For the second consecutive year, the [Eugene Dupuch Law School]( was declared the overall winners of the Caribbean Court of Justice (CCJ) International Law Moot.

Representing team EDLS at the 3rd annual CCJ International Law Moot held in Trinidad and Tobago, March 23, 2011, were Roderick Dawson Malone (Lead Counsel), Anishka Pennerman (Junior Counsel) and Wilfred Bain (Researcher). The team was successful in its round against the University of Technology (Jamaica) and came first overall. The Norman Manley Law School was the second place finisher and the Hugh Wooding Law School finished third. Other institutions participating in the competition were the University of Guyana, the University of the West Indies (Cave Hill) and Anton de Kom University of Suriname. Participants mooted before their Honours, The Hon. Mr. Justice Wit, The Hon. Mr. Justice Hayton and The Hon. Mr. Justice Anderson, three of the Judges of the CCJ.

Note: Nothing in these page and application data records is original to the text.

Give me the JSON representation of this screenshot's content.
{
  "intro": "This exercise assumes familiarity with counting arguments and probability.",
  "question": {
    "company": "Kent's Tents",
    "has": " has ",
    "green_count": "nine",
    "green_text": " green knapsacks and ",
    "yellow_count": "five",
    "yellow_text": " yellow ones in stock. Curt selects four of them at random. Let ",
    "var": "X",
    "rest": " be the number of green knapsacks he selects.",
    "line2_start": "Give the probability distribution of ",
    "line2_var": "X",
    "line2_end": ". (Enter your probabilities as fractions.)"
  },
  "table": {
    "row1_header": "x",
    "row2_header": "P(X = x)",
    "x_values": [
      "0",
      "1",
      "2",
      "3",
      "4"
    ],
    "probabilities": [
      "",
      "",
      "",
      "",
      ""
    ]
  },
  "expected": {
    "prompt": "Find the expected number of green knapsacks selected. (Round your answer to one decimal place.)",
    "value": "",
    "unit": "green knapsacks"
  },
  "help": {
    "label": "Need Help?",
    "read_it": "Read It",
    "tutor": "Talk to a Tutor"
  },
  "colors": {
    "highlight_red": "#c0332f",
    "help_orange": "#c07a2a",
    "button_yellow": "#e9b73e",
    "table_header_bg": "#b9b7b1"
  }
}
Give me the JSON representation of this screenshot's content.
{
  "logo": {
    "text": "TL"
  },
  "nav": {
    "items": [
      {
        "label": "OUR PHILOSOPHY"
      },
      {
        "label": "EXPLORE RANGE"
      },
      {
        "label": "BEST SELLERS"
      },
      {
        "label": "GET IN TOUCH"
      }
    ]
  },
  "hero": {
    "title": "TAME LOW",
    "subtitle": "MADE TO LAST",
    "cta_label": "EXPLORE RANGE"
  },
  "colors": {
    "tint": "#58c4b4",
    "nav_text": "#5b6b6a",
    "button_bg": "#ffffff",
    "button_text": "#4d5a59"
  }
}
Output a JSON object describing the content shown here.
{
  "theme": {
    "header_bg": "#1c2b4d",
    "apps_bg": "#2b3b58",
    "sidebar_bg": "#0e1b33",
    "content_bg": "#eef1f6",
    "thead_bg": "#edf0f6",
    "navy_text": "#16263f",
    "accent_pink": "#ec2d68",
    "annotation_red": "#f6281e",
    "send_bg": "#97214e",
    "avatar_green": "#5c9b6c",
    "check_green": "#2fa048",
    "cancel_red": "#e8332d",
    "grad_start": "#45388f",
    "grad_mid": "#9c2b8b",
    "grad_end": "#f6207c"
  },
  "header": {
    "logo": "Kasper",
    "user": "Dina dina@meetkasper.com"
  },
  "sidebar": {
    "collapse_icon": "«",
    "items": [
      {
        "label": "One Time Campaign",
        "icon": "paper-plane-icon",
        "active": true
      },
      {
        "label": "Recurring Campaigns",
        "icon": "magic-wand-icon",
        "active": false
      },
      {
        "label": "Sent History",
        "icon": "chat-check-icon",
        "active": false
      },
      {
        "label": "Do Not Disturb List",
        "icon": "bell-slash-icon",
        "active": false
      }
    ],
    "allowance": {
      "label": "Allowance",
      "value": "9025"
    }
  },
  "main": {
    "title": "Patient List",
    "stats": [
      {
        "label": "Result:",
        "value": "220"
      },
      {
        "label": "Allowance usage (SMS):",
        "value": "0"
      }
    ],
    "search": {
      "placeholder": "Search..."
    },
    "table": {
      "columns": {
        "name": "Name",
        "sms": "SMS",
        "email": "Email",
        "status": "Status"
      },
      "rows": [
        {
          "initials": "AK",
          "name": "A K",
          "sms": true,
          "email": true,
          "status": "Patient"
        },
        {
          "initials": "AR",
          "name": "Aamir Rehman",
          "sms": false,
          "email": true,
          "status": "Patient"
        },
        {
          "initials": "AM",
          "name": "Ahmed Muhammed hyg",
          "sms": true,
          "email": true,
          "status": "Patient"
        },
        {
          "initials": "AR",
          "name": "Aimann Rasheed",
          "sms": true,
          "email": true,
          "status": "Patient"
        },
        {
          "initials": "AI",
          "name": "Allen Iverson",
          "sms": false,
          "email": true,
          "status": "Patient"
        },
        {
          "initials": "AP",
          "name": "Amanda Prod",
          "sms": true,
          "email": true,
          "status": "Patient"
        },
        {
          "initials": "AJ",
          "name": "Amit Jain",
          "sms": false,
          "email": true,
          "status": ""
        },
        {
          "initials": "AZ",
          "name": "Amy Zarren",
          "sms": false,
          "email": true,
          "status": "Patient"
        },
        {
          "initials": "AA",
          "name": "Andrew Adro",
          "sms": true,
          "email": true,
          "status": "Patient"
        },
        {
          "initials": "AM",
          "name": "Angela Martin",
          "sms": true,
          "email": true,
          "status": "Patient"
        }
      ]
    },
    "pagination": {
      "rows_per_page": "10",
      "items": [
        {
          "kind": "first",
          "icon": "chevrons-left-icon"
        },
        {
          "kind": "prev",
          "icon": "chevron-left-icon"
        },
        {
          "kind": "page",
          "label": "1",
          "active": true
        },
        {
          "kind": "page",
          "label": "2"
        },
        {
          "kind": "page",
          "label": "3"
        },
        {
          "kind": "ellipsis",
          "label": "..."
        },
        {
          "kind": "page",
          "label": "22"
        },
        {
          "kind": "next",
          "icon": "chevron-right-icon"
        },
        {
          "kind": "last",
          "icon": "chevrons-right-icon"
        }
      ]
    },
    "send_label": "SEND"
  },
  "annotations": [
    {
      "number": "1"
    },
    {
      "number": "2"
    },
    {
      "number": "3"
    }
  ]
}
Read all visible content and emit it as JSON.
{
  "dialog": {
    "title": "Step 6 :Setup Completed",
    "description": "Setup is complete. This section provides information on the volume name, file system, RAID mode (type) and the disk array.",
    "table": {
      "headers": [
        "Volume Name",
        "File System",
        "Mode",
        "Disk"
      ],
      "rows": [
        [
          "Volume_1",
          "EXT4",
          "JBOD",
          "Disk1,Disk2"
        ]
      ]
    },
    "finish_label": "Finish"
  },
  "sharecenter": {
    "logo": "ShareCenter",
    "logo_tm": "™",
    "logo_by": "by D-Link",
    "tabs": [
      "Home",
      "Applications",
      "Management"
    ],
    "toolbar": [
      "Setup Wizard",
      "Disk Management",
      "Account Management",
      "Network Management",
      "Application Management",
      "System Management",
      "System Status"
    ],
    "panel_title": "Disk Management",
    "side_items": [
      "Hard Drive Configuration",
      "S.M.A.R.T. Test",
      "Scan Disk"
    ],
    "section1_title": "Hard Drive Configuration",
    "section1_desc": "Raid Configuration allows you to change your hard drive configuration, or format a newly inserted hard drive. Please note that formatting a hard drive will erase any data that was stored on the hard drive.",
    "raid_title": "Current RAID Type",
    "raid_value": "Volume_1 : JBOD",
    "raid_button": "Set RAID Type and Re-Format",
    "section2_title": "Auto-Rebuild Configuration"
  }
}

The Court stated that the Eugene Dupuch Law School had presented the best skeleton arguments. The Court said that there was a very good strategy in the skeleton arguments which were backed up in the oral arguments of Lead Counsel, Roderick Malone. The Court said that it was well impressed with Mr. Malone, noting that he did ‘a very good job’, was professional in his presentation and responded well to the questions that were put to him. Mr. Malone, the court said, was well supported by Ms. Pennerman who, having looked at the various factors, dealt well with a tricky area of the law. The Court also observed that Ms. Pennerman was direct in her speech and ‘maintained eye contact which is always very good’.
Mr. Wilfred Bain’s research contribution to the team must also be acknowledged. On moot day Mr. Bain managed the Court’s technological aids during Mr. Malone’s and Ms. Pennerman’s presentations.

In closing comments, President of the CCJ, The Rt. Hon. Mr. Justice de la Bastide, said that the purpose of the Moot was to hone the advocacy skills of students who participate, to help to familiarise students with and bring alive to students the Revised Treaty of Chaguaramas, to bring to the fore the original jurisdiction of the CCJ and to serve as an integration exercise bringing together students, tutors, principals, and supporters from around the region.

The Eugene Dupuch Law School opened its doors in Nassau, Bahamas to its first students in September 1998. Like its sibling schools, the Hugh Wooding Law School in Trinidad and Tobago and the Norman Manley Law School in Jamaica, which were both established in 1975, the Eugene Dupuch Law School prepares students for admission to practice in the Caribbean territories. To date, students who have graduated from the Eugene Dupuch Law School have come from Anguilla, Antigua, The Bahamas, Barbados, the Turks & Caicos Islands, the British Virgin Islands, Guyana, Jamaica, Trinidad and Tobago, St. Kitts and Nevis, St.Vincent & The Grenadines and the U.S. Virgin Islands.